But when something is defined by an absence, it’s not really out there in the open. You are looking for something that once was, or something that could have been. Not what is. Yes, Athens has luxury stores. People still treat themselves to a dinner, shop, go to the bar. Life goes on.
But as I heard repeatedly from Greek friends and colleagues, the crisis is most present in the “hearts of the Greek people.” What you can’t see as a casual observer at these cafes or shops are the invisible anxieties and fears that tomorrow, it might all be gone. That what they have might never be enough. That no one will help – not the European Union who won’t, not their neighbors who can’t. That their children won’t get to fulfill their dreams unless they leave Greece. That growing up in the crisis, it may not even occur to them to have dreams.
The crisis is there in conversations started and abandoned. A middle-aged male waiter at the restaurant: “Where are you from? America, oh Germany? I used to go to Frankfurt every year, for trade fairs. I know the city well. I was in the textile business, before … (eyes cast down, a direction that suggests shame. How could I have known that my answer would hurt?) “…yes, what would you like to order?”
Yet the precariousness – and injustice – is out in the open if you look for it. In Athens, refugees are squatting at the old airport without even the most basic of services, while just up the road, dozens of interior design studios sell Scandinavian-inspired furnishings and 10,000€ couches.

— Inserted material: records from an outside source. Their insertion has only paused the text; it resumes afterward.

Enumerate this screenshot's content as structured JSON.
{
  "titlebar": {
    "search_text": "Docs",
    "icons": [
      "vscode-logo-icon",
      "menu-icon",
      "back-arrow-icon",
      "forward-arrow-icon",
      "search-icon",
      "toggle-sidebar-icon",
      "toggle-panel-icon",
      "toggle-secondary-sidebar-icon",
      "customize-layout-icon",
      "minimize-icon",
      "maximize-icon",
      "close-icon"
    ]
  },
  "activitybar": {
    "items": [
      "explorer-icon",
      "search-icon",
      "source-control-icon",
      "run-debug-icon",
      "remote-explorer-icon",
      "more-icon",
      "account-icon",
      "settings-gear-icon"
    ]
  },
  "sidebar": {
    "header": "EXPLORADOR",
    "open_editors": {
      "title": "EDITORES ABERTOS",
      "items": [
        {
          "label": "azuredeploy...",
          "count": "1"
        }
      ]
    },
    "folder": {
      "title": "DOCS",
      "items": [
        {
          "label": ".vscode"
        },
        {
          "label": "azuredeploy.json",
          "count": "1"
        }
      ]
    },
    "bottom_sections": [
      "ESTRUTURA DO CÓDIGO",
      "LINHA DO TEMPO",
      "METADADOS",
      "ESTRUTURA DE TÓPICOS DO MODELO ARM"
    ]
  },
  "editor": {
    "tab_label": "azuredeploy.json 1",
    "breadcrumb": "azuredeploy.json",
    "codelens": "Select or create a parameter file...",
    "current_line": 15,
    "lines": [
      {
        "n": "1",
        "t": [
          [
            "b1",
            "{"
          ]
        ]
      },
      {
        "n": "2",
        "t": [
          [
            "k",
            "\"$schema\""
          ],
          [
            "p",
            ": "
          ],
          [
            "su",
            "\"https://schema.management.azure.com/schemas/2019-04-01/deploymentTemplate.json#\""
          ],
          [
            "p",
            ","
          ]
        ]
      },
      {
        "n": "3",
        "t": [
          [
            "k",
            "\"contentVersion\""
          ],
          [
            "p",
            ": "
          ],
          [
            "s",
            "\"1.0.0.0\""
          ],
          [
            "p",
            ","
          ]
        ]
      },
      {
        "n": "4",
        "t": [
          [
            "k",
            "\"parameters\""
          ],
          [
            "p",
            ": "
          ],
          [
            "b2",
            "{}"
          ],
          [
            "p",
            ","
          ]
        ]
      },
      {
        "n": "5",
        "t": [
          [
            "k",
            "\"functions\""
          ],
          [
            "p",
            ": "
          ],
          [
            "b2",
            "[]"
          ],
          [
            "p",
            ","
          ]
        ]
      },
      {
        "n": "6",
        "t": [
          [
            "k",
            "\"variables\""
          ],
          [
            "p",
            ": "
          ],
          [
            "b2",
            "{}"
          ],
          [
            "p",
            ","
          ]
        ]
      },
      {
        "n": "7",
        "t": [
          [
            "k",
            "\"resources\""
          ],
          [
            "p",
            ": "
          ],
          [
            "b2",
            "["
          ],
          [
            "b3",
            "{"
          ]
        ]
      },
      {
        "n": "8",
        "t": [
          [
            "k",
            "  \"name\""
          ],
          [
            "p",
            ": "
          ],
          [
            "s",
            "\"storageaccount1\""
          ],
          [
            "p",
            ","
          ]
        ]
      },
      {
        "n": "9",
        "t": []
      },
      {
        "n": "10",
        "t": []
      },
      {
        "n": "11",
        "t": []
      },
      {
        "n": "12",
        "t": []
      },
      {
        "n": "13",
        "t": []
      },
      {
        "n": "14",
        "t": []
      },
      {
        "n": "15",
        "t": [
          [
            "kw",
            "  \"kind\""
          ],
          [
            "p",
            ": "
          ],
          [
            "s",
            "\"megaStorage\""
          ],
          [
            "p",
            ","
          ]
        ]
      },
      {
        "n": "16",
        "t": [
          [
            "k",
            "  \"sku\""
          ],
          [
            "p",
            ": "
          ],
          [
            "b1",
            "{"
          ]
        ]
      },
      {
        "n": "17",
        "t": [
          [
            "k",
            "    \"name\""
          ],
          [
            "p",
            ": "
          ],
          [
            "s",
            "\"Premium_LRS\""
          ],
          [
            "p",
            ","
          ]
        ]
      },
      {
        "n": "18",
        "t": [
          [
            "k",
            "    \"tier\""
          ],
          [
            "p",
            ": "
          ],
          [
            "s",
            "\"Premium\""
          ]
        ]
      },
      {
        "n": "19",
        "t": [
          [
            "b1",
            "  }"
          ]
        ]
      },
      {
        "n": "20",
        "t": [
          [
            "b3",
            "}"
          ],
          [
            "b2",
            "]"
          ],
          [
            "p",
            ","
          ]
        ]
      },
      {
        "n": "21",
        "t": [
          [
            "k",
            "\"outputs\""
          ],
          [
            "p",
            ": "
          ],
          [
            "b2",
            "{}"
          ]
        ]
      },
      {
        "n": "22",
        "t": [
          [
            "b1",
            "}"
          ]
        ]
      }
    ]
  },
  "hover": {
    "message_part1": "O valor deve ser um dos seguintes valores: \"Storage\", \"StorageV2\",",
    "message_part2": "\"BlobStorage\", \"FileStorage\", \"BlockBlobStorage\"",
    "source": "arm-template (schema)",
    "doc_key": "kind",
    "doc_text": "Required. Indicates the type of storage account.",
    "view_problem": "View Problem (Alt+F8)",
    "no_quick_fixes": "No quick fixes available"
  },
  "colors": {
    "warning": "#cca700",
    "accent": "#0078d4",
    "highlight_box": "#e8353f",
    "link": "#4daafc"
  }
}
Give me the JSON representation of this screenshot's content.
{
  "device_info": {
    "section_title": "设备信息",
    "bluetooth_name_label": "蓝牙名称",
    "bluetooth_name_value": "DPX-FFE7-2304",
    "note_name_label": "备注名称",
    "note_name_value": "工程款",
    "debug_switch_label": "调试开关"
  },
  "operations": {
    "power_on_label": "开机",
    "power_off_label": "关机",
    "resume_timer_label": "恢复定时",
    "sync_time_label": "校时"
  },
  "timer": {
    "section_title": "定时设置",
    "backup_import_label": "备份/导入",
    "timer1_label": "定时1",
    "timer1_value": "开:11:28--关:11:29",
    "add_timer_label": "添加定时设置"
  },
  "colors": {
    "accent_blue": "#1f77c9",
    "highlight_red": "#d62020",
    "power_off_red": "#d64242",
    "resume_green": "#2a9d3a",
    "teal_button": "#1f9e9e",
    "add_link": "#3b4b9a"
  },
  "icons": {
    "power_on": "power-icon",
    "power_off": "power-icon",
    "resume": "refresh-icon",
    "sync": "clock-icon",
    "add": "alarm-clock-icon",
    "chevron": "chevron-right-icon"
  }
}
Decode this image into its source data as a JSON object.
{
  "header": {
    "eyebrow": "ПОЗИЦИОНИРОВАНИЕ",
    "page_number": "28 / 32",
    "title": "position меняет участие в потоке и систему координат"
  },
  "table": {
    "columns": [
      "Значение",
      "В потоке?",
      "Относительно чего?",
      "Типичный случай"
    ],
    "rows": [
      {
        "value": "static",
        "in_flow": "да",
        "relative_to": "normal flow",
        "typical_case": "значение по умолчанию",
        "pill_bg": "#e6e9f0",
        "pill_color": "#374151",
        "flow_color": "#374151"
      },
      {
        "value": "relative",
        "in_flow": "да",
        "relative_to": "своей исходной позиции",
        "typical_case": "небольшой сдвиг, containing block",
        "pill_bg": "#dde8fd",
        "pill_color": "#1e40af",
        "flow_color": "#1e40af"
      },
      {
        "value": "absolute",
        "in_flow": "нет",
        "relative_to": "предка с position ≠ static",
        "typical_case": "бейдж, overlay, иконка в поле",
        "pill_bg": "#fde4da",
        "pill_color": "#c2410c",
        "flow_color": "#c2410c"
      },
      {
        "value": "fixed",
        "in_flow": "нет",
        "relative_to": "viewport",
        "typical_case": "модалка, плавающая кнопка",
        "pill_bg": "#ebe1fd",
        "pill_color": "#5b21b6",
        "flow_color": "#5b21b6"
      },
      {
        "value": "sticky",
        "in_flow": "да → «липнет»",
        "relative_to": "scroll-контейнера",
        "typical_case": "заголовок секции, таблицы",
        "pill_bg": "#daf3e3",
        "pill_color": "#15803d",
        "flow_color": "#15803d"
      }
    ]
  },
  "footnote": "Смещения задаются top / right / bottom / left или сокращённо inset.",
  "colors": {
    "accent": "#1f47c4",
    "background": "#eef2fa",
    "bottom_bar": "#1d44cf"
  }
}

At the entrance to the Athens Metro, the homeless are sprawled out on sleeping bags, dazed from the heat, and in a downtown park near Omonia Square, just off the tourist drag, heroin addicts tremble deliriously on public benches.
These scenes are also happening right now in the centers of the world. In New York, a homeless woman on 5th Avenue shivers below the dazzling window display at Bergdorf-Goodman’s, while tourists snap pictures of the glamorous little scene above. In Frankfurt, a band of teenage boys are trying to wash the windows of Audis, BMWs, and Mercedes parked at a red light – cars that cost more than an upper-class home in the countries where they came from. And even in a place like Detroit, the first major city in the world to declare bankruptcy, suburbs not more than 15 miles away are some of the wealthiest in the United States.
But what makes Athens different is the mood that no one is coming to help. That the center has shifted and they’ve been left behind. For so much of history, Greece has been the core of Western civilization. But now they’re on the periphery. Left by the European Union to deal with the austerity measures imposed by Brussels and the ECB. Left by NATO to defend themselves from Turkish aggression. Left by its European neighbors to deal with the millions of refugees from Syria knocking on their door. It seems that the general European sentiment towards Greece has become one of arrogance, something like “this is what happens to you when you fly too close to the sun.”
What is really visible in Athens is the true precariousness of it all. For us all. Maybe Athens and Detroit are the same endpoint on this global horizon.
As the crisis enters its ninth year, things keep quietly slipping away. Like watching the sunset in this part of the world: even as the sun’s going down, it moves so slowly that if you didn’t know any better, it might just stay suspended in the sky forever. And then you look away for a moment, and it’s gone.